Guest Author - Christine Sharbrough
Albrecht Durer was a German Renaissance artist and printmaker. His woodcut engravings are amazing in their subject matter and complexity. As the Renaissance progressed throughout the continent, a new patron of the arts developed – no longer was a work of art the sole possession of the aristocracy – the middle class also was able to afford engravings of the type that Durer produced.
Durer visited Italy for the first time in 1494. The influence of Italian Renaissance art is seen in his works for the next decade. He was influenced by the Venetian art of the Renaissance, particularly Bellini, although the master was quite old by the time he and Durer met. This influence is seen more in his paintings than in his woodcut engravings.

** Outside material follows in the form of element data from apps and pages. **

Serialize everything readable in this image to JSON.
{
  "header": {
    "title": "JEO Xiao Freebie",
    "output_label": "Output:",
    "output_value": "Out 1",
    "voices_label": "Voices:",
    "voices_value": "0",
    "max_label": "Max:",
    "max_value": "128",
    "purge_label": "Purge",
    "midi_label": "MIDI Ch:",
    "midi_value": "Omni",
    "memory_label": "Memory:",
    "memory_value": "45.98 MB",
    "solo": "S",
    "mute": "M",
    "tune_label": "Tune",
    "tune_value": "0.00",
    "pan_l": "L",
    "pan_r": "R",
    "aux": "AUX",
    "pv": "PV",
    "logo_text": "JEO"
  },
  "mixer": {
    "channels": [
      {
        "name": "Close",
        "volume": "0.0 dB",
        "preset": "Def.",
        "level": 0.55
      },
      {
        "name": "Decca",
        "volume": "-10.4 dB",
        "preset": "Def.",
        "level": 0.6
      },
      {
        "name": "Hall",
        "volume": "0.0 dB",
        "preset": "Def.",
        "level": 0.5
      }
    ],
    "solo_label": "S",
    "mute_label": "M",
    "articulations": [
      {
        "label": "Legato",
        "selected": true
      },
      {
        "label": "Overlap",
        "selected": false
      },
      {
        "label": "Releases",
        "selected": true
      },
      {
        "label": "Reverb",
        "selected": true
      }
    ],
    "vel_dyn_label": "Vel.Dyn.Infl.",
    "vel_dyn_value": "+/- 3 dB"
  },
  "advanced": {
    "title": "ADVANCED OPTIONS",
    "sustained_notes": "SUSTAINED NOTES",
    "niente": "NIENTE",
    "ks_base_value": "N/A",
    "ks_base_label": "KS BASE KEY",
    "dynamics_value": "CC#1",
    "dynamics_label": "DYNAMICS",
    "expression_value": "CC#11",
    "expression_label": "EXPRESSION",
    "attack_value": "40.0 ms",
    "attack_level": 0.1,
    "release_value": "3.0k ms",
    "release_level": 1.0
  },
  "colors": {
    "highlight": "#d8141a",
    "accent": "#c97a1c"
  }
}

Durer came from a family of goldsmiths which may explain the extraordinary detailing of his engravings. Like Donatello who also worked as a goldsmith – Durer had the delicacy in detailing that only someone who had worked in gold could produce. Durer played with the human form in his works, being less concerned with the proportional appropriateness of form and instead opting for elongated and grotesque depictions.
Durer depicted the horrors of doomsday and those events that predicted the end of the world with disturbing force in his Apocalypse series. These woodcuts distinguish Durer from any other artist of his time. They are startling in their intensity. He veered away from the traditional depictions of religious scenes like St. Michael’s fight against the dragon by having the saint in an untraditional pose as he slays the dragon. He is not elegant or posed; he is instead rigidly spearing the dragon in the neck. Others are less detailed but no less beautiful in their simplicity, such as The Nativity in 1504.
Thankfully, Durer left quite a few autobiographical writings and letters which enabled him to be studied to a greater depth than many other artists of his time. His self awareness of his importance in the changing field of art history during the Renaissance appears to be one of the reasons that he kept such good records. In addition, he wrote several books to teach his peers.
Several U.S. museums have Durers amongst their collections. The Boston Museum of Fine Arts has several Durer engravings along with a large collection of Renaissance and Medieval art. If you are in Boston, it is worth an afternoon visit to see their collection.